Fair warning: Some gross generalizations and exaggeration for emphasis follow. But some valid points I think.
I wrote my first computer program over 35 years ago. There were more women in the field back then. Not as many as their were earlier in the history of computers though. Programming was a woman’s job. The excitement, the glory, the theoretically “hard part” was in the hardware. So was the money. Computer hardware cost a lot more than computer software. Even in the 1970s when one of my professors told me that one day people would spend more money on software than hardware I was not so sure he was right. But of course he was. Good thing for me and my career. But as the money moved into software women were pushed out of the field. This was not a good thing on many levels.
When I was a student I went to a really conservative university – girls had curfews but boys didn’t. It was a long time ago. The boys tended to spend a lot of time “after hours” in the computer center working on their projects. And during hours as well. The girls not so much. They spent less time in the lab and somehow seemed to always get their projects in on time and to get good grades. In fact they got as good grades as the boys who seemed to live in the computer lab. Weird no? Perhaps not. Also in my first job out of college, mid-1970s, there were a lot of women writing code. Not quite as many as there were men but close. And the women were older, mostly married with kids and at the end of the day they easily left their work behind. And they met all their deadlines with a seaming ease that I sat in wonderment of. What was up with that? I have a theory of course. We, in the west at least, socialize women to plan and men to, well, not plan as much. Think about a high school prom. Planning for the boy means remembering to buy a ticket, perhaps organizing a Tux and showing up on time. For a girl, a whole lot more. Just the day of the prom there is scheduling when the hair is done, the nails, perhaps the makeup, where in the mix does one actually get dressed. And oh by the way she probably made sure the boy got the tickets and his tux.
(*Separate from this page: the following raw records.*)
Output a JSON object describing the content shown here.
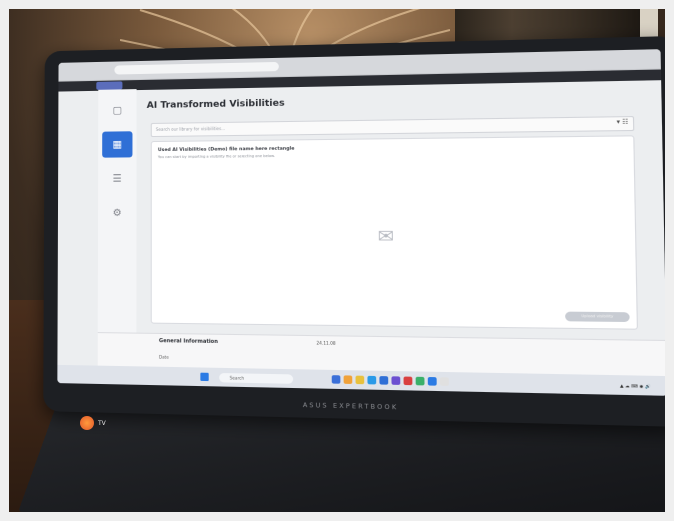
{
  "app": {
    "title": "AI Transformed Visibilities",
    "search_placeholder": "Search our library for visibilities...",
    "sort_label": "▾ ☷",
    "card_heading": "Used AI Visibilities (Demo) file name here rectangle",
    "card_subtext": "You can start by importing a visibility file or selecting one below.",
    "action_label": "Upload visibility",
    "sidebar": [
      {
        "label": "Project",
        "icon": "folder-icon",
        "glyph": "▢"
      },
      {
        "label": "Visibilities",
        "icon": "grid-icon",
        "glyph": "▦",
        "active": true
      },
      {
        "label": "Resources",
        "icon": "list-icon",
        "glyph": "☰"
      },
      {
        "label": "Settings",
        "icon": "gear-icon",
        "glyph": "⚙"
      }
    ]
  },
  "bottom_panel": {
    "title": "General Information",
    "value": "24.11.08",
    "footer": "Date"
  },
  "taskbar": {
    "search_label": "Search",
    "apps": [
      "#3a6fd8",
      "#f0a23a",
      "#e8c13d",
      "#2a9ae8",
      "#2f6fd6",
      "#6b4fd1",
      "#d94040",
      "#3ab06a",
      "#2b7be4",
      "#e0e0e0"
    ],
    "tray": "▲ ☁ ⌨ ◉ 🔊"
  },
  "brand": "ASUS EXPERTBOOK",
  "weather": "TV"
}
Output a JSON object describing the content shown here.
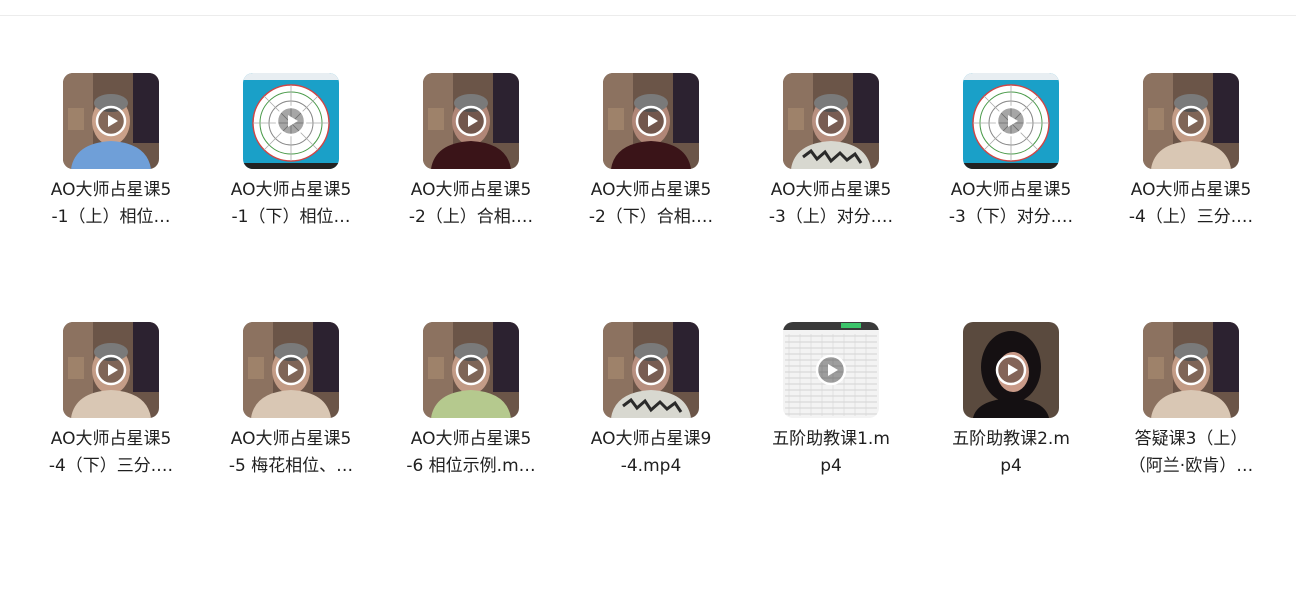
{
  "files": [
    {
      "line1": "AO大师占星课5",
      "line2": "-1（上）相位…",
      "thumb": "man-blue-shirt",
      "icon": "play-icon"
    },
    {
      "line1": "AO大师占星课5",
      "line2": "-1（下）相位…",
      "thumb": "astro-chart",
      "icon": "play-icon"
    },
    {
      "line1": "AO大师占星课5",
      "line2": "-2（上）合相.…",
      "thumb": "man-dark-shirt",
      "icon": "play-icon"
    },
    {
      "line1": "AO大师占星课5",
      "line2": "-2（下）合相.…",
      "thumb": "man-dark-shirt",
      "icon": "play-icon"
    },
    {
      "line1": "AO大师占星课5",
      "line2": "-3（上）对分.…",
      "thumb": "man-floral-shirt",
      "icon": "play-icon"
    },
    {
      "line1": "AO大师占星课5",
      "line2": "-3（下）对分.…",
      "thumb": "astro-chart",
      "icon": "play-icon"
    },
    {
      "line1": "AO大师占星课5",
      "line2": "-4（上）三分.…",
      "thumb": "man-light-shirt",
      "icon": "play-icon"
    },
    {
      "line1": "AO大师占星课5",
      "line2": "-4（下）三分.…",
      "thumb": "man-light-shirt",
      "icon": "play-icon"
    },
    {
      "line1": "AO大师占星课5",
      "line2": "-5 梅花相位、…",
      "thumb": "man-light-shirt",
      "icon": "play-icon"
    },
    {
      "line1": "AO大师占星课5",
      "line2": "-6 相位示例.m…",
      "thumb": "man-green-shirt",
      "icon": "play-icon"
    },
    {
      "line1": "AO大师占星课9",
      "line2": "-4.mp4",
      "thumb": "man-floral-shirt",
      "icon": "play-icon"
    },
    {
      "line1": "五阶助教课1.m",
      "line2": "p4",
      "thumb": "spreadsheet",
      "icon": "play-icon"
    },
    {
      "line1": "五阶助教课2.m",
      "line2": "p4",
      "thumb": "woman-dark",
      "icon": "play-icon"
    },
    {
      "line1": "答疑课3（上）",
      "line2": "（阿兰·欧肯）…",
      "thumb": "man-light-shirt",
      "icon": "play-icon"
    }
  ],
  "colors": {
    "text": "#1f1f1f",
    "room_bg": "#6b5548",
    "astro_bg": "#1aa0c8",
    "play_ring": "#ffffff"
  }
}
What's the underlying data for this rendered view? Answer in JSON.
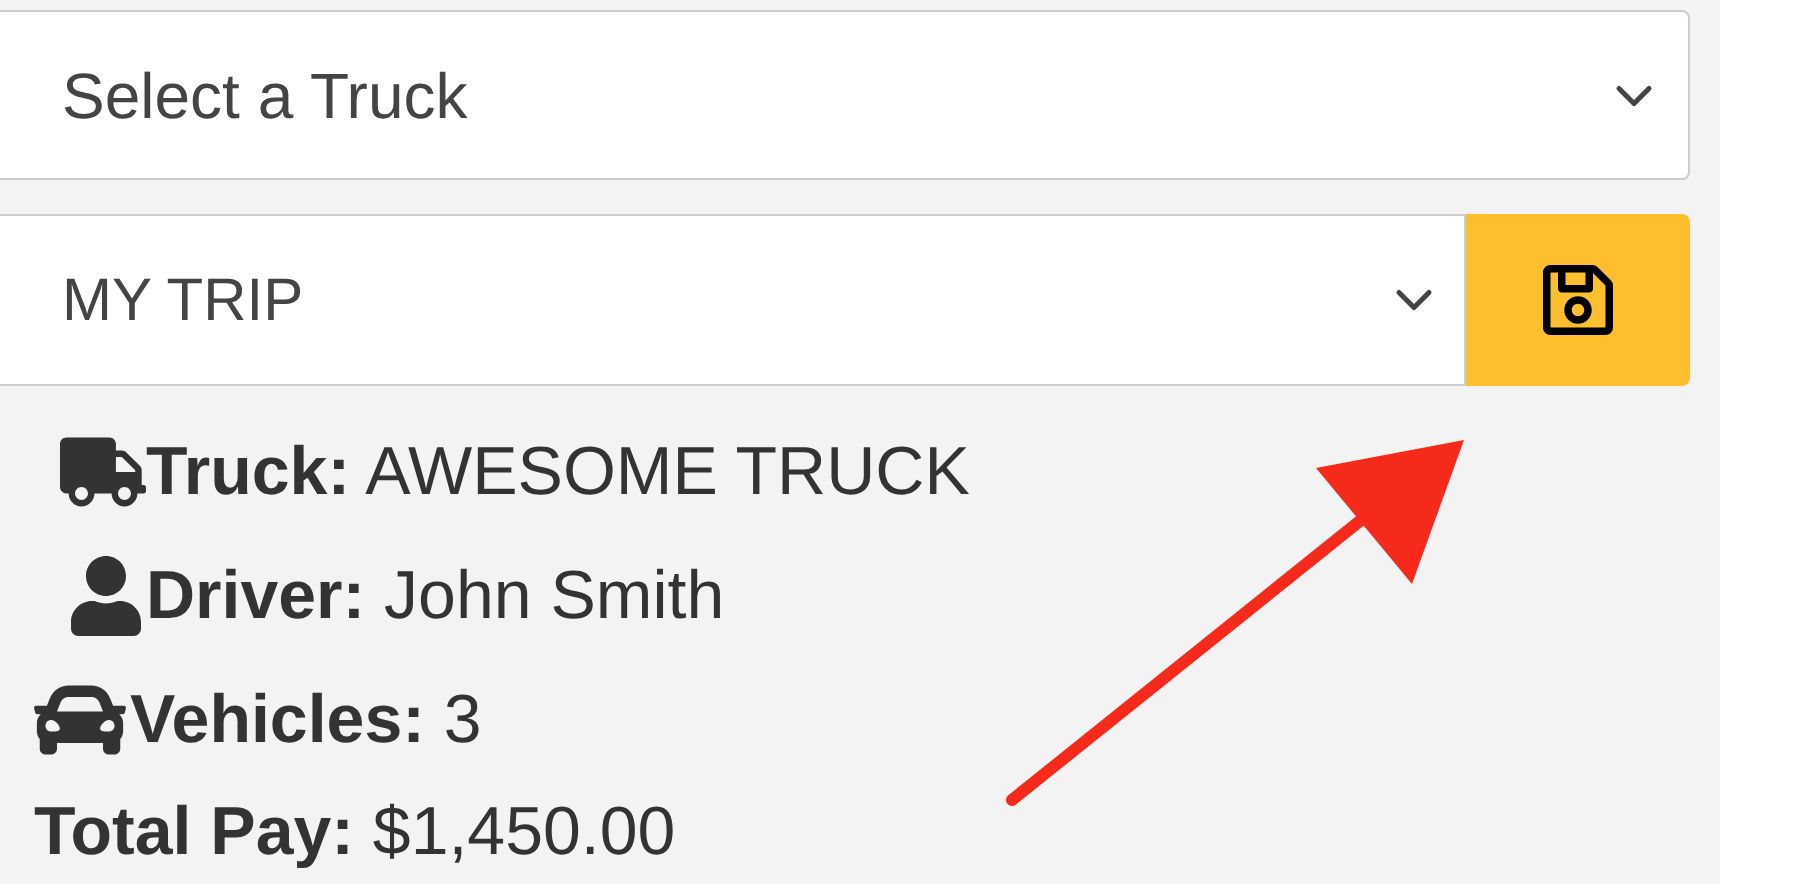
{
  "truck_select": {
    "value": "Select a Truck"
  },
  "trip_select": {
    "value": "MY TRIP"
  },
  "details": [
    {
      "kind": "truck",
      "text": "**Truck:** AWESOME TRUCK"
    },
    {
      "kind": "driver",
      "text": "**Driver:** John Smith"
    },
    {
      "kind": "vehicles",
      "text": "**Vehicles:** 3"
    },
    {
      "kind": "plain",
      "text": "**Total Pay:** $1,450.00"
    }
  ]
}
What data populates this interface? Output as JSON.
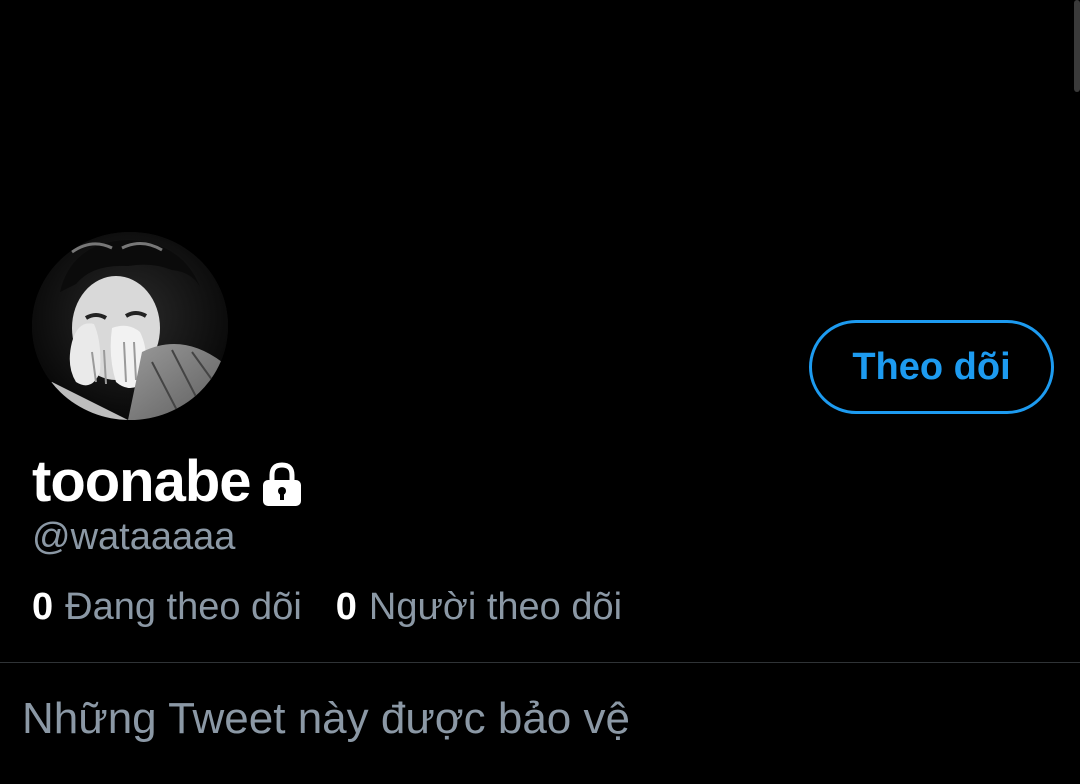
{
  "profile": {
    "display_name": "toonabe",
    "handle": "@wataaaaa",
    "locked_icon": "lock-icon",
    "avatar_icon": "avatar"
  },
  "actions": {
    "follow_label": "Theo dõi"
  },
  "stats": {
    "following_count": "0",
    "following_label": "Đang theo dõi",
    "followers_count": "0",
    "followers_label": "Người theo dõi"
  },
  "notice": {
    "protected_text": "Những Tweet này được bảo vệ"
  },
  "colors": {
    "background": "#000000",
    "accent": "#1d9bf0",
    "primary_text": "#ffffff",
    "secondary_text": "#8b98a5",
    "divider": "#2f3336"
  }
}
This post was inspired in part by an article from Stanford (Researcher reveals how “Computer Geeks” replaced “Computer Girls”) and there is a quote from Grace Hopper that I find most interesting
As computer scientist Dr. Grace Hopper told a reporter, programming was “just like planning a dinner. You have to plan ahead and schedule everything so that it’s ready when you need it…. Women are ‘naturals’ at computer programming.”
Naturals? Maybe or maybe not. But we do force women at an early age to plan. The women I went to college with and the women I have worked with in programming jobs were all planners. My wife was a professional programmer for a number of years. Her programs pretty much always worked the first time. She was not interested in debugging. She was interested in getting things to work the first time. And so it goes. When I was teaching I saw a lot of boys (not all but a lot) programming by the “ready, fire, aim” method. Start throwing code together, check it, fix it, check it, check what the result should be and fix some more. Bug? Throw in some code and see if it fixes the problem. Girls did not follow this pattern as often. Think things out, understand the problem, plan a solution, code. test, hand in and go on with their lives.
Some days when I listen to debates about computer science vs. computer engineering I wonder if the solution is just to get more women back in the field? We are seeing tools that are designed to teach and interest, interest perhaps being the more important thing, young women in programming. The man who got Kodu rolling has a daughter as do several of his team. It is no accident that the graphics are girl friendly (while not turning young boys off either). Alice has been used, especially story telling Alice, with good results with girls. Young girls seem to love building robots with Pico Crickets among other tools. I have heard about a lot of middle school girls getting into programming through FIRST Lego league as well. The thing may be to not scare them away later.
Either way I think we need them. I do not think our male dominated ‘throw a lot of code against the wall” sort of design works. It may get us there eventually but it is wasteful of time. money and energy. Oh girls are not the whole answer. There are girls who “program like boys” and boys who “program like girls” but are we getting the right mix? I don’t think so. And besides we clearly don’t have enough top programmers (Computer science grads fielding 'multiple job offers') and if as many girls as boys went into the field we’d be a lot closer to having what we need. Plus we know that mixed gender times are more creative, productive and (at least in my opinion) more fun to work in.